A group of scrap collectors were stopped just in time as they were attempting to cut open a large bomb in the north-central province of Quang Tri on Friday.
In Vietnam, many would risk their lives to dismantle unexploded bombs and warheads to get scrap metal and gunpowder, which would give them hefty income.
On Friday, a group of scrap collectors in Trieu Thach Commune, Trieu Phong District have found an enormous bomb and were about to cut it open when Nguyen Van Thanh, a member of the local military command, caught them in the middle of the reckless act.
Upon noticing that a uniformed man was coming, the scrap dealers = fled the scene, leaving the bomb behind.
Thanh, who is also an observer with Project Renew, an unexploded ordnance removal initiative in Quang Tri, immediately reported the project’s mobile team of the emergency.
Project Renew team members later managed to safely remove the explosive.
The MK82 bomb, measuring 1.5 meters long and weighs some 227kg, still has the detonator safety pins intact and could have exploded at any time.
Project Renew is committed to “making Quang Tri safe” by reducing the risks of cluster munitions and other explosive remnants of war to a level where local people can live without fear, and so that development is not impeded, according to its website.
The 227kg bomb might be dropped some forty years ago during the American war in Vietnam, according to Project Renew.
Fifty thousand Vietnamese civilians have lost their lives and more than 60,000 others injured in accidents related to unexploded ordnance across the country since the war in 1975, Deputy Minister of Defense Col. Gen. Nguyen Chi Vinh said at the conference in October 26.
According to statistics, unexploded ordnance is still found in all 63 provinces and municipalities in Vietnam, with the most heavily affected localities being Quang Tri, Quang Binh, Thua Thien – Hue, Da Nang, Quang Ngai, Hai Duong, Nghe An, Ha Tinh, Ca Mau, Soc Trang, and Dong Thap.

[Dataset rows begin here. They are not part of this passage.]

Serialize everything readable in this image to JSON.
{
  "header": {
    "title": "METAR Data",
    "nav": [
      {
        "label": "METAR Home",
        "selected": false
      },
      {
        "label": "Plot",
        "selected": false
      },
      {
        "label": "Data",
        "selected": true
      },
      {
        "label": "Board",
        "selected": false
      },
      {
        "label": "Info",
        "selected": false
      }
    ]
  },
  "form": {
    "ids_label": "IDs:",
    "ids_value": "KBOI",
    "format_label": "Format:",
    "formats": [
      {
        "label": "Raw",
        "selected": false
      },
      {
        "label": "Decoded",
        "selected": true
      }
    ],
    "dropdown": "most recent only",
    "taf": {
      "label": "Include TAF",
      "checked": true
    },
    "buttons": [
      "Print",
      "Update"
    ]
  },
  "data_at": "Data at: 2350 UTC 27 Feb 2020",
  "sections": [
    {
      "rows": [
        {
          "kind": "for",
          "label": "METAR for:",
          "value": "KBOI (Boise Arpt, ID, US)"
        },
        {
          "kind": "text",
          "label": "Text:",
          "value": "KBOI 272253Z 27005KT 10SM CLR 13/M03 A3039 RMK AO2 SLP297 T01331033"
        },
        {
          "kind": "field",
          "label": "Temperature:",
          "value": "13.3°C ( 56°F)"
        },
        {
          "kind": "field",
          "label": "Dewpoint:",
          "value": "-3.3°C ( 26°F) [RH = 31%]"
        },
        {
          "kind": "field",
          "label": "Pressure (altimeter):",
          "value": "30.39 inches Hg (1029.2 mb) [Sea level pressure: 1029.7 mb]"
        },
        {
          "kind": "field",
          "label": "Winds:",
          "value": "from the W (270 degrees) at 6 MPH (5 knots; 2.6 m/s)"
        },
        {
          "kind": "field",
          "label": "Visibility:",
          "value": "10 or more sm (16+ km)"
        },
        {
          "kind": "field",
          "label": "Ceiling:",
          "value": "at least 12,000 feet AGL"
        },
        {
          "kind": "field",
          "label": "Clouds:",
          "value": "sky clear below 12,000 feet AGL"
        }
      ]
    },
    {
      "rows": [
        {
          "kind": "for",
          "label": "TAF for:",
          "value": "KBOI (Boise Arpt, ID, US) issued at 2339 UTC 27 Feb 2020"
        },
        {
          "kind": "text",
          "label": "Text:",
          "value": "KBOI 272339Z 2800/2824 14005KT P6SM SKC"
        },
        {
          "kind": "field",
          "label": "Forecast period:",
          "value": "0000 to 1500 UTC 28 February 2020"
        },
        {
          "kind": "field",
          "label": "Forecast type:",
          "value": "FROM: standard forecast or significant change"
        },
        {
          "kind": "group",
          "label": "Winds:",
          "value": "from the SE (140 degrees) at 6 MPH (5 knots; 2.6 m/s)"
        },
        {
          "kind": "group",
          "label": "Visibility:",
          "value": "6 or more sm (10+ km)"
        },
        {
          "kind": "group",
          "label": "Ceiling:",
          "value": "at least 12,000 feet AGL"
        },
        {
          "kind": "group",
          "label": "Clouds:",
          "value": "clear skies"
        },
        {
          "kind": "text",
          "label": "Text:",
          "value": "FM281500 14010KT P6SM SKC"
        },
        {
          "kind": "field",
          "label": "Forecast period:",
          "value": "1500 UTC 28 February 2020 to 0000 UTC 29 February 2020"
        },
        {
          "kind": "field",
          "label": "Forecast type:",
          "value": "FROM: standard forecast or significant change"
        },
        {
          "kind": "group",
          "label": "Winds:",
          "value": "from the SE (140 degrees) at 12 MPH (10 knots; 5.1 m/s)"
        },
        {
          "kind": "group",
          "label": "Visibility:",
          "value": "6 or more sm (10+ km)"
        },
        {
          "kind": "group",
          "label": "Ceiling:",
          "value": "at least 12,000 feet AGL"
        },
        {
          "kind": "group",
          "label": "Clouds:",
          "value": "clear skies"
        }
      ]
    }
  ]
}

Approximately 6.1 million hectares of mainland Vietnam are still contaminated with the explosive remnants, which are estimated to cost multimillion U.S. dollars to be completely eliminated.